→ Work to be completed:
Determine the number of lines of the records below that include "Cilliated". Respond with the number and no other text.

===== Task input

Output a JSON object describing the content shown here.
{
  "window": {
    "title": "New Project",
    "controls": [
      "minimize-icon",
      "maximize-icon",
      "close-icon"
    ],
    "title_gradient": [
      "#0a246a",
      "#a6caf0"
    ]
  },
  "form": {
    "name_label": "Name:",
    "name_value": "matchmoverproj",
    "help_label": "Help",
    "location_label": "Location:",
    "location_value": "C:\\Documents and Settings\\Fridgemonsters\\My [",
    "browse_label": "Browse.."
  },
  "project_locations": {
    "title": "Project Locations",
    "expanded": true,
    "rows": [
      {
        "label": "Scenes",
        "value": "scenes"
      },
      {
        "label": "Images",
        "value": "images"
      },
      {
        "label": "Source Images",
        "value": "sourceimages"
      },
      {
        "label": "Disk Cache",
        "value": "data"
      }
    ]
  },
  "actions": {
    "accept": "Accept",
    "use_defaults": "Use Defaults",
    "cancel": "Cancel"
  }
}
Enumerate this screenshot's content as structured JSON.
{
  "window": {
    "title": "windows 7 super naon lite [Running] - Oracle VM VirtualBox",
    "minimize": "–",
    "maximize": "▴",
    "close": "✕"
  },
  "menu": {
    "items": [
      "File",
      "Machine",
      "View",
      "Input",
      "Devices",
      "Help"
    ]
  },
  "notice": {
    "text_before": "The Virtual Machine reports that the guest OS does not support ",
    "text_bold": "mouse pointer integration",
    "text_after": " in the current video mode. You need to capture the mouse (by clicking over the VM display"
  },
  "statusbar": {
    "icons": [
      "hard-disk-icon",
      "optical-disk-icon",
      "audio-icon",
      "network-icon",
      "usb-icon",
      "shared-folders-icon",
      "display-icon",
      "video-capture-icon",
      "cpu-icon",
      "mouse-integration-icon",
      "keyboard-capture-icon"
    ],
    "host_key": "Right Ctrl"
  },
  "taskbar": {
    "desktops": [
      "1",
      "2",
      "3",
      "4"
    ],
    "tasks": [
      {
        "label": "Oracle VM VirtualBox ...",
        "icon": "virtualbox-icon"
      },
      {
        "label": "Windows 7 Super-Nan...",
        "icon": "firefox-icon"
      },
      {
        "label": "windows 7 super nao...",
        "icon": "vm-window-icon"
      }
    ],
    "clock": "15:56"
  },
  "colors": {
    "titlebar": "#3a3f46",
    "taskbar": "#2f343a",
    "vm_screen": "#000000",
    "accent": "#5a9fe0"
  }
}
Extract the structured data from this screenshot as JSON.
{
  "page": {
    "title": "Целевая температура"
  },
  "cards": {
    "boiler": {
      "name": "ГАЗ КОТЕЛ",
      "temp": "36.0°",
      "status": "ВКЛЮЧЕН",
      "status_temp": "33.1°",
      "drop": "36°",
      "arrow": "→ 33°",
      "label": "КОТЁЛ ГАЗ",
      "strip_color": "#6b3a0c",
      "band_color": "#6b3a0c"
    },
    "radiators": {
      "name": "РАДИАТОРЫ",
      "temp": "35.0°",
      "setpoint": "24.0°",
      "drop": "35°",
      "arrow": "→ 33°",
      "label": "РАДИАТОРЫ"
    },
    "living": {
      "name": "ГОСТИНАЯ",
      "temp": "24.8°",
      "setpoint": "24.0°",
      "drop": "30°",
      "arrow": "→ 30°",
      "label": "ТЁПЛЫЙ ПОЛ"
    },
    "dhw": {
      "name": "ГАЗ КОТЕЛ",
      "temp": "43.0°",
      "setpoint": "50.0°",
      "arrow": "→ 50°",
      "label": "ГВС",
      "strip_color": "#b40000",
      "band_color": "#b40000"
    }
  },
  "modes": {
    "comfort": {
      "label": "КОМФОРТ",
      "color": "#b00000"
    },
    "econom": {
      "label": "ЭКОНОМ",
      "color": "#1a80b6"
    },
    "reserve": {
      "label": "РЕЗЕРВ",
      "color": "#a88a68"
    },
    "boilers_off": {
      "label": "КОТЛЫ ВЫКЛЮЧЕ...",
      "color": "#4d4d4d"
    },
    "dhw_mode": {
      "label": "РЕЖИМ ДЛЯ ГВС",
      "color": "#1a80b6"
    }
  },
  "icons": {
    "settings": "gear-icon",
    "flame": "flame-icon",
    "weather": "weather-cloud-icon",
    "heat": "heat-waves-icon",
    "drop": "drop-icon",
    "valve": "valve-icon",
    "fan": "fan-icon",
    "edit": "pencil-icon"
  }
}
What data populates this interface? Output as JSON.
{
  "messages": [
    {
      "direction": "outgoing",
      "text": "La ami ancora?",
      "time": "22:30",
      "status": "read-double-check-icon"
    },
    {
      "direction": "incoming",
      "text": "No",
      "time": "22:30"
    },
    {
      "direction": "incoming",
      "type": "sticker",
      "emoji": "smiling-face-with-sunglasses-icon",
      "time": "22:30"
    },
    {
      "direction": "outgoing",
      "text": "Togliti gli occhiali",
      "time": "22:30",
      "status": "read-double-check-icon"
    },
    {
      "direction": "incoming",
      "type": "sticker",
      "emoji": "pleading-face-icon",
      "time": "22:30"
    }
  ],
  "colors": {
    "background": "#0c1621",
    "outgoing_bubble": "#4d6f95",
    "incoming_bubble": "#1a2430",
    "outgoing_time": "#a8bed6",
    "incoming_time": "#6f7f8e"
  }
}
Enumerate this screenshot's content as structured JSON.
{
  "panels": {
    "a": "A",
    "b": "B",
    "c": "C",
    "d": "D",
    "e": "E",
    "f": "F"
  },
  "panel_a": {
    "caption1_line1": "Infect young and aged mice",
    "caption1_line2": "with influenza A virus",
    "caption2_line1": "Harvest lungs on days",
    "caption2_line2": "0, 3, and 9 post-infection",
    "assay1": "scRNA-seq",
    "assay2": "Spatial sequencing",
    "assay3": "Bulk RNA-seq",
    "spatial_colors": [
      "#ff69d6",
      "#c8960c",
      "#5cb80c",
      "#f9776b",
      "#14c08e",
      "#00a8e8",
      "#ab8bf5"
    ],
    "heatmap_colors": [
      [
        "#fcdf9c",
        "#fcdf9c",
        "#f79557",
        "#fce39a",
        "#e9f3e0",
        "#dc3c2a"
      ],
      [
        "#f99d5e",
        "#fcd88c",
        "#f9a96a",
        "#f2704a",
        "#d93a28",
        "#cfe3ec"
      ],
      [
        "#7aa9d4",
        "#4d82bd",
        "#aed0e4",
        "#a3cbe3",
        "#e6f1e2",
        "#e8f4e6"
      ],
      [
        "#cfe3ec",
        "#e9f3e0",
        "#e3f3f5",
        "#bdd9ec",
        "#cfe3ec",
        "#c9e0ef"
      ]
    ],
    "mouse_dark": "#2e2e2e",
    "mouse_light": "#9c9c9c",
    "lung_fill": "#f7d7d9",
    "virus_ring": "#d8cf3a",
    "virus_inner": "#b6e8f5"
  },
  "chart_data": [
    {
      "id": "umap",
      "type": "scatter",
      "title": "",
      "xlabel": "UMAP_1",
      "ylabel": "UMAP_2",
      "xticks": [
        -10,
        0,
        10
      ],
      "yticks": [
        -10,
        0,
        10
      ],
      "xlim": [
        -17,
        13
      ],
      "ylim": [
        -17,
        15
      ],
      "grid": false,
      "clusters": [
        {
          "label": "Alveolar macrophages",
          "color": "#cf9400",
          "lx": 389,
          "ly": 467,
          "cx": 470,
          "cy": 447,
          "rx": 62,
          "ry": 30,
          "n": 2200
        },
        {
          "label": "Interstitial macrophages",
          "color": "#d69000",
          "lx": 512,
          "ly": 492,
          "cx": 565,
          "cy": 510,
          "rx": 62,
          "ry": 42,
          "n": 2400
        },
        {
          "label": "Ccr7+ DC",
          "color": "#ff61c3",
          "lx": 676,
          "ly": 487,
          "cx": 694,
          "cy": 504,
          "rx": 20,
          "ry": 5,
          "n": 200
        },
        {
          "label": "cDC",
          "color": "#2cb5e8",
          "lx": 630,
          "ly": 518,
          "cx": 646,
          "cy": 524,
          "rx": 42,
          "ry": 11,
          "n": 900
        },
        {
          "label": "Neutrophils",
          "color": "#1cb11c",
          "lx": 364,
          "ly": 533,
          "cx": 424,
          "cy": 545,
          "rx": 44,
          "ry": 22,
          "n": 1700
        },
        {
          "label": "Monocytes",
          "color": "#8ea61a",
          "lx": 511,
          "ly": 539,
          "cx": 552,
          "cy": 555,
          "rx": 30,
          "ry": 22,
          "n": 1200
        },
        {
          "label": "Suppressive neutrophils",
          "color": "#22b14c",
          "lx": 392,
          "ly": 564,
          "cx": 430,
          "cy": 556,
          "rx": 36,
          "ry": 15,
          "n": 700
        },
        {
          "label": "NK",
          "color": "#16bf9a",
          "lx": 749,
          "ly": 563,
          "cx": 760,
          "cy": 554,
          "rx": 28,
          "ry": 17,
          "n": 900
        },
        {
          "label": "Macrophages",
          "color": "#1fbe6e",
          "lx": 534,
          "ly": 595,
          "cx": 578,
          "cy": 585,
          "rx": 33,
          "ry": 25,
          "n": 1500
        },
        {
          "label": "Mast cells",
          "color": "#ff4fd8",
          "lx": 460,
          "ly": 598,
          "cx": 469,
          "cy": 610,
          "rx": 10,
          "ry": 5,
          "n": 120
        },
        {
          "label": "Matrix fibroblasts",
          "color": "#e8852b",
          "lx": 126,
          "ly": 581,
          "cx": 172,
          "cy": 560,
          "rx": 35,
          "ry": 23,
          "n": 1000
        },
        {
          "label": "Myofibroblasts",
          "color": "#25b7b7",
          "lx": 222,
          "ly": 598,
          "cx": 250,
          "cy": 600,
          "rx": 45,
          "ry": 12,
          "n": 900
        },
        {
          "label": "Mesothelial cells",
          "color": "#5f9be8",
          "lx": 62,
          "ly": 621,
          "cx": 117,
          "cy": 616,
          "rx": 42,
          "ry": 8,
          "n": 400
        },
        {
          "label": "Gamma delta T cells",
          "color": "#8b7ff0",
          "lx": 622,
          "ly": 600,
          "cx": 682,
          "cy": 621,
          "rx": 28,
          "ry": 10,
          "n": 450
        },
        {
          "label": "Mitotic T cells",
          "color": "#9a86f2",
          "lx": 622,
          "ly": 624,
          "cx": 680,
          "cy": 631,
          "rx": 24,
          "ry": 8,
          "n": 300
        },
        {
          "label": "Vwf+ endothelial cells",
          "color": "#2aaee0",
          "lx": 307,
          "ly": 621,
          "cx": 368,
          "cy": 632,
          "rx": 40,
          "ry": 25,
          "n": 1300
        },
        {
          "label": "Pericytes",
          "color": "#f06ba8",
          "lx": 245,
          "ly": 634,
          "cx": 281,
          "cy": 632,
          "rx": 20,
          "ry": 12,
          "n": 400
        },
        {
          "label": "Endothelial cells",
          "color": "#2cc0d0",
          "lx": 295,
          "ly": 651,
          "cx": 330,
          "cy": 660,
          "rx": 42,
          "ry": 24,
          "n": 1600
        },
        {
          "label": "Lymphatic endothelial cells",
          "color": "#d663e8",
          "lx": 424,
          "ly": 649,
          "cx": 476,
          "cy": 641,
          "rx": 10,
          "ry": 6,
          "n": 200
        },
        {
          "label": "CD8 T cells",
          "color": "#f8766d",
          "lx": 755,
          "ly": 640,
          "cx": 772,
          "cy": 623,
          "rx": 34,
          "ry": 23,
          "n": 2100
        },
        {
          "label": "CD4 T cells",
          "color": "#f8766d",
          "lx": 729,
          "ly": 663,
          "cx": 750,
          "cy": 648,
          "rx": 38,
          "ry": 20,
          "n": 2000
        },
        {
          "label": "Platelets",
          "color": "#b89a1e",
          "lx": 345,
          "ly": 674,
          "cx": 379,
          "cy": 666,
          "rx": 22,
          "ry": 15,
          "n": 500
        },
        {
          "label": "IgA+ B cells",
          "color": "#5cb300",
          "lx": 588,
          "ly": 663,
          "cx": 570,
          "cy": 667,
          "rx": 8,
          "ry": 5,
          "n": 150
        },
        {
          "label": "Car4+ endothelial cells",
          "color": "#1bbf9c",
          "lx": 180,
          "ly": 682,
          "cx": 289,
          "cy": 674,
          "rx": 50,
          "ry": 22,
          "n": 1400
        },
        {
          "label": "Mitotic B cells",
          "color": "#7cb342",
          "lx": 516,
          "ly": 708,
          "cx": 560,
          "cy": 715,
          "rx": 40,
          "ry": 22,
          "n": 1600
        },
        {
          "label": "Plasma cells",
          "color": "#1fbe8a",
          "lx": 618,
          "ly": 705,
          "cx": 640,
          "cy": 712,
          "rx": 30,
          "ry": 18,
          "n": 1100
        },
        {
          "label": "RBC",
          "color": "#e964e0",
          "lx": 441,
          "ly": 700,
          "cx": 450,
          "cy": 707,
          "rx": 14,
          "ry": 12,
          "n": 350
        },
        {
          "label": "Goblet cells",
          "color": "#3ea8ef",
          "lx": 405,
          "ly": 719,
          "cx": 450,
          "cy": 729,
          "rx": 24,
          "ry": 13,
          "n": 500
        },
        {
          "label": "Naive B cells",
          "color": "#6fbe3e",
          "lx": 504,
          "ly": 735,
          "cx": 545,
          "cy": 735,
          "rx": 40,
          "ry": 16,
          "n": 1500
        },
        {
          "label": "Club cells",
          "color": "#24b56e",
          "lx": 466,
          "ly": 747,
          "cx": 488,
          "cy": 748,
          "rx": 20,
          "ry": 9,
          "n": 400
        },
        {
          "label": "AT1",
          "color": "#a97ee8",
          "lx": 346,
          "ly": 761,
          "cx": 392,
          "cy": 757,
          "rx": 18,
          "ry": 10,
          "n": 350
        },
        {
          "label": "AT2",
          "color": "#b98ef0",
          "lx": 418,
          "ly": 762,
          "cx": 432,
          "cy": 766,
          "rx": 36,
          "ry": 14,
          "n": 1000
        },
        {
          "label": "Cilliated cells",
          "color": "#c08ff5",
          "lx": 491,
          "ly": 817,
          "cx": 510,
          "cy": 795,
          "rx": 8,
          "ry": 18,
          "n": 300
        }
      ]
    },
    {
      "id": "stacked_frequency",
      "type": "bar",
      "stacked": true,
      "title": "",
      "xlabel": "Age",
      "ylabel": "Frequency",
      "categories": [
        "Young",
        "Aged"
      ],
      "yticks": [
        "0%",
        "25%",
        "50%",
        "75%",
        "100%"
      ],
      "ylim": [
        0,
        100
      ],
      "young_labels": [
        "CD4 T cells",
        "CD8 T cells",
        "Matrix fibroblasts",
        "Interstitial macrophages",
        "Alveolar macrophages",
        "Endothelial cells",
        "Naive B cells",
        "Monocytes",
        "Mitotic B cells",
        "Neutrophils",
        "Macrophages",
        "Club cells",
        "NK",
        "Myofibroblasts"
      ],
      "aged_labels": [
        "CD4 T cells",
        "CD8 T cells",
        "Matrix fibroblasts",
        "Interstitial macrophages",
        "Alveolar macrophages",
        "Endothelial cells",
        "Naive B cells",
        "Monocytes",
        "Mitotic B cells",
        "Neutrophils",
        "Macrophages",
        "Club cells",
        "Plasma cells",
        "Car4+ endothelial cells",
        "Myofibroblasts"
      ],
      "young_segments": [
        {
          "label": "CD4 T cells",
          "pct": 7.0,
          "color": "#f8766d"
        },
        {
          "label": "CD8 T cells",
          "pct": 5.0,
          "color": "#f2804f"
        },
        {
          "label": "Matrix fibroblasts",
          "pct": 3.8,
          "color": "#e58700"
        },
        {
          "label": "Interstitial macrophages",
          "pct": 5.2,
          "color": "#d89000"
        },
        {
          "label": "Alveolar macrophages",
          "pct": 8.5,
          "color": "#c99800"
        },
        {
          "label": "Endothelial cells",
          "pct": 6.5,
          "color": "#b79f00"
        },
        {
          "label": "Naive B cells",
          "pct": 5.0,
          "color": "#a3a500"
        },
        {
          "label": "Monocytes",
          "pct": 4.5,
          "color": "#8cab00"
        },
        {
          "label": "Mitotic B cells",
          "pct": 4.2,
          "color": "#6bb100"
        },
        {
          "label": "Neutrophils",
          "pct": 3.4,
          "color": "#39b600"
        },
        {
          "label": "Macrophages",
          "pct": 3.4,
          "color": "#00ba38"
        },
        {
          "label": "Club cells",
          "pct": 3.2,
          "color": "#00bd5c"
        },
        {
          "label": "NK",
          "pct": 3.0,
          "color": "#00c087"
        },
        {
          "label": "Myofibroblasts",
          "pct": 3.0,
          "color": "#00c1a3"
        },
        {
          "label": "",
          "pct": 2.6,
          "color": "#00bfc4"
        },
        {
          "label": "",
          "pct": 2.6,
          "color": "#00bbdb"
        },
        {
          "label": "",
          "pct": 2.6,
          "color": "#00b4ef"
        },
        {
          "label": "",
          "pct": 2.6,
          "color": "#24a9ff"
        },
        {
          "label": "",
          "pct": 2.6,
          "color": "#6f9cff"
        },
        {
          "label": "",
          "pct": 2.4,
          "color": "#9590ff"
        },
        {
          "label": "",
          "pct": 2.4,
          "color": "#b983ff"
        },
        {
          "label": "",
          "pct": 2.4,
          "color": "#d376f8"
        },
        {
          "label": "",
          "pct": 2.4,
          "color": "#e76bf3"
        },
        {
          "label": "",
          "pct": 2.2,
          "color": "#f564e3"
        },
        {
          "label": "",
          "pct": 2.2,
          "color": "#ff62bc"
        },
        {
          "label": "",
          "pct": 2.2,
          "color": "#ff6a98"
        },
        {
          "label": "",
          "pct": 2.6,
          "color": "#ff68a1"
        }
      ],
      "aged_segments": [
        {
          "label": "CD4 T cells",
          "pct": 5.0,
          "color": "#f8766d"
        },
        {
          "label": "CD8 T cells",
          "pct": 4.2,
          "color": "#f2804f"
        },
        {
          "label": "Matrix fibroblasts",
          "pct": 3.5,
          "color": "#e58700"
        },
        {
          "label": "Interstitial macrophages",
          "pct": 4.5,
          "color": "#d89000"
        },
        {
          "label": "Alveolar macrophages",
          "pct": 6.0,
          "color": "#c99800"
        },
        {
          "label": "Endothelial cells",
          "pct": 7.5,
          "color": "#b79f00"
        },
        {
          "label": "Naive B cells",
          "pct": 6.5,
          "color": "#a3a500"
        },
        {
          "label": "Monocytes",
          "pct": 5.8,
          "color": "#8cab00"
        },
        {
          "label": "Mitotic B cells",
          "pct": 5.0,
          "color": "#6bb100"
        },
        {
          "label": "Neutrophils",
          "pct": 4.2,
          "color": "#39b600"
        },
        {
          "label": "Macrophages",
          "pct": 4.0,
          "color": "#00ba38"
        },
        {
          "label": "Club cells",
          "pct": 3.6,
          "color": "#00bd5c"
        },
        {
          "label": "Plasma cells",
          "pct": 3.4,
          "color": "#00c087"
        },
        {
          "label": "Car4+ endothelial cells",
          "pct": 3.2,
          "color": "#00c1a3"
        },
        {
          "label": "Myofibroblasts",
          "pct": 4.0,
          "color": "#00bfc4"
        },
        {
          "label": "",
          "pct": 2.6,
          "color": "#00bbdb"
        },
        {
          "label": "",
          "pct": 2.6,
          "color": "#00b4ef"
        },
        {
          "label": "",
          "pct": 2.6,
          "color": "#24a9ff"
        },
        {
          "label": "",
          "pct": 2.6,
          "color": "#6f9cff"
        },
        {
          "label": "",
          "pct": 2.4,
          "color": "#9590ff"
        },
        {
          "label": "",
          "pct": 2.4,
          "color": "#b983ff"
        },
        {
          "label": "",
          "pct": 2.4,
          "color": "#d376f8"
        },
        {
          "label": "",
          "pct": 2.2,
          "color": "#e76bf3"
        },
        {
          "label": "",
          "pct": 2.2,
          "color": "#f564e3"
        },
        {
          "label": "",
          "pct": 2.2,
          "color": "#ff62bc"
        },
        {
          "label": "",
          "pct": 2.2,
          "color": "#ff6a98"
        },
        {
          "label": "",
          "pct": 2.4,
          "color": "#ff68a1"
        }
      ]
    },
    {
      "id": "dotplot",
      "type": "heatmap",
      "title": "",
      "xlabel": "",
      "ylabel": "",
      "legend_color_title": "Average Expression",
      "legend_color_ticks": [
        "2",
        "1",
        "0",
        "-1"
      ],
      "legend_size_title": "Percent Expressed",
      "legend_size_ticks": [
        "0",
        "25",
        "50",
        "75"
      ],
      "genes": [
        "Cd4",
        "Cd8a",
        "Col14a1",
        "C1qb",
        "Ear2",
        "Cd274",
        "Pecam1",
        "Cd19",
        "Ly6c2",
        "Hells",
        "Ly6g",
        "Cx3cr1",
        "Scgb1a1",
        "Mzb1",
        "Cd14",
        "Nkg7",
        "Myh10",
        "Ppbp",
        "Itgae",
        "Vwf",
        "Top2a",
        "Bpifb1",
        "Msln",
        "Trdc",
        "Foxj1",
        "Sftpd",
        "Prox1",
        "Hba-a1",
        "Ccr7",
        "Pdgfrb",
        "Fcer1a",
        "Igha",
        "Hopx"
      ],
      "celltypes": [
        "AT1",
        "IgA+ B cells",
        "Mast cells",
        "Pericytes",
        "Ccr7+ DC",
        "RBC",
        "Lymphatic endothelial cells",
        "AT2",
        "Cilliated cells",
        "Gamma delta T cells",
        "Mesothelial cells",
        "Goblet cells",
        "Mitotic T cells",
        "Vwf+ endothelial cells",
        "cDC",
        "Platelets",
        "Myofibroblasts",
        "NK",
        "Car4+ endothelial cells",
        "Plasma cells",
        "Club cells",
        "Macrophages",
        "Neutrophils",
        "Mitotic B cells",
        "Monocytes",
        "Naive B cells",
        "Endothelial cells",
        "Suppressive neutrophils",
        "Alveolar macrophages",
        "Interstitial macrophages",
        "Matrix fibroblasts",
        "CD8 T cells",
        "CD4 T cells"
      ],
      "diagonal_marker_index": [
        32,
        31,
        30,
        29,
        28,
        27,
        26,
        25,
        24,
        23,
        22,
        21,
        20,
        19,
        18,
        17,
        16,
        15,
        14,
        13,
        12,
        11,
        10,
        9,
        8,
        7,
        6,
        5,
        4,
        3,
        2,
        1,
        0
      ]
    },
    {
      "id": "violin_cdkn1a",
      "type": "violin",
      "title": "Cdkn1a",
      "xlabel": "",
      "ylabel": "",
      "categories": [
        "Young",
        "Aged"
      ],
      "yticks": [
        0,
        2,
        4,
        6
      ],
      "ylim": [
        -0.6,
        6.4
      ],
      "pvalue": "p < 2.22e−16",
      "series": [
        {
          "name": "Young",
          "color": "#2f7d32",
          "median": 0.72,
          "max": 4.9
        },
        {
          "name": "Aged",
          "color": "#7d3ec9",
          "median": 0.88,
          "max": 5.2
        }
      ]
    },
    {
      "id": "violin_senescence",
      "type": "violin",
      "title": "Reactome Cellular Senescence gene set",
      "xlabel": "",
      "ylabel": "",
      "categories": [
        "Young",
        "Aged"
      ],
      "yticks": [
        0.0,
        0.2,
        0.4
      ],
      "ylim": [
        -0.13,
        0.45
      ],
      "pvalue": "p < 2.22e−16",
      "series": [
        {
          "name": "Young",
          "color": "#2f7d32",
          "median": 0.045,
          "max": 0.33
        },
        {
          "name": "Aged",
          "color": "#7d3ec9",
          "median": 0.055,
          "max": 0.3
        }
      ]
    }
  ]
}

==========

→ Answer for the task:
2